Two firms, the Kuwait Chemical Fertilizer Company, which went on steam in 1966 and now employs 400, and the Petrochemical Industries Company, which began operations in 1971, use Kuwait natural gas to produce ammonia, urea, ammonium sulphate and sulphuric acid. Under a recent agreement Kuwait will supply India with 250,000 tons of ammonia yearly from now through 1979.

Kuwait's further industrial development faces one major problem in common with other Gulf states—small populations and the need to import skilled and even semi-skilled labor. Some experts estimate that out of a total male work force of 250,000, as few as 25 percent are native-born Kuwaitis.

But the will to develop is there, and so—thanks to oil—are the funds. In fact Kuwait's small population relative to national income has made possible one of the most exciting ideas to come out of the tiny shaikhdom—the Arab Fund for Economic and Social Development.

Since 1962 when it was established, the fund has approved low-interest development loans totaling close to $300 million to 12 Arab nations in the Middle East and North Africa. It is, according to Harvard-trained Abdullatif Y. Al-Hamad, director general, a fund "run by Arabs, for Arabs."

By 1973, Mr. Al-Hamad says, the fund had participated in over 25 major loans and in February this year signed agreements for new loans totaling about $25 million for projects in South Yemen, Syria and Tunisia. The Kuwait Fund has also stimulated the formation of a similar fund: Abu Dhabi's Arab Development Fund, which this January loaned $6.6 million to Jordan and $4 million to Syria. These are portents of a new financial wallop that, many experts feel, will transform the Gulf in the years ahead.
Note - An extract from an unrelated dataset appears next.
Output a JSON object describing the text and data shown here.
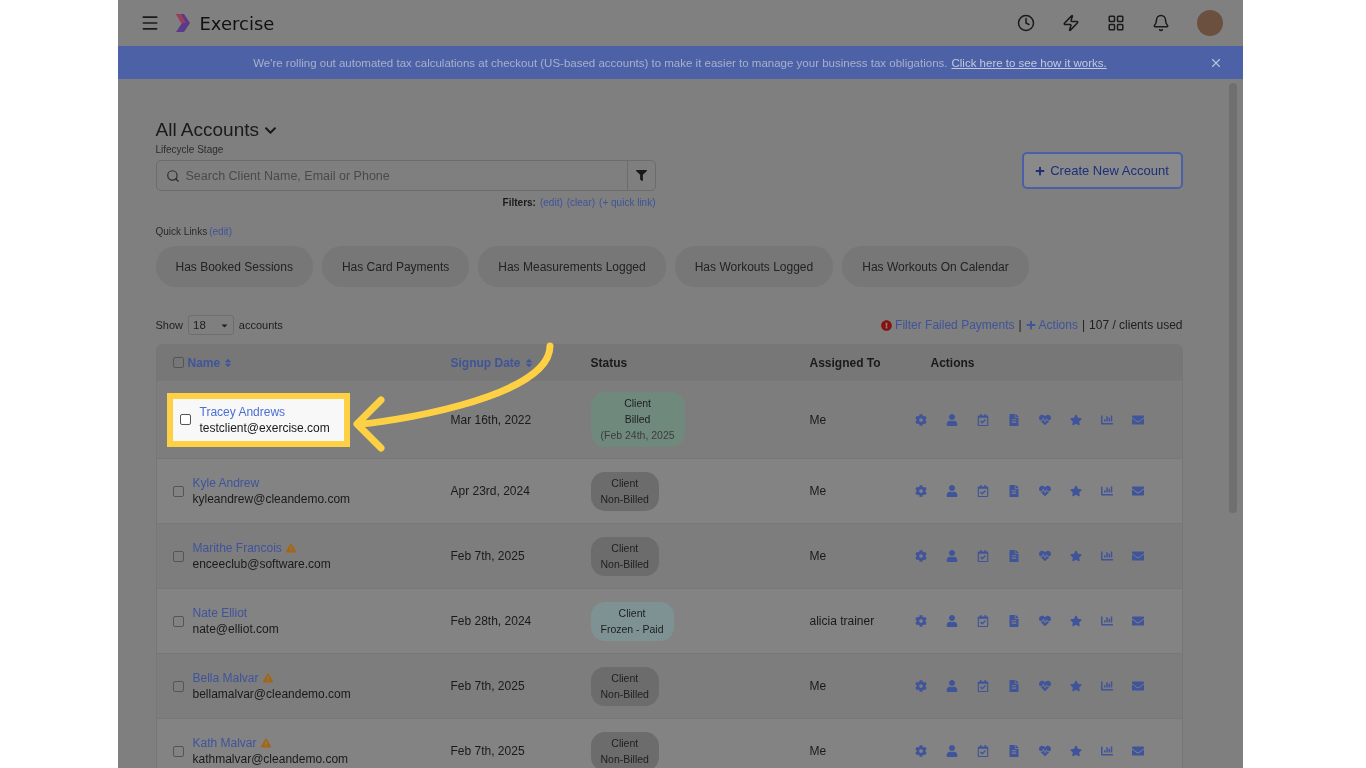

This article appeared on pages 16-19 of the May/June 1974 print edition of Saudi Aramco World.


Check the Public Affairs Digital Image Archive for May/June 1974 images.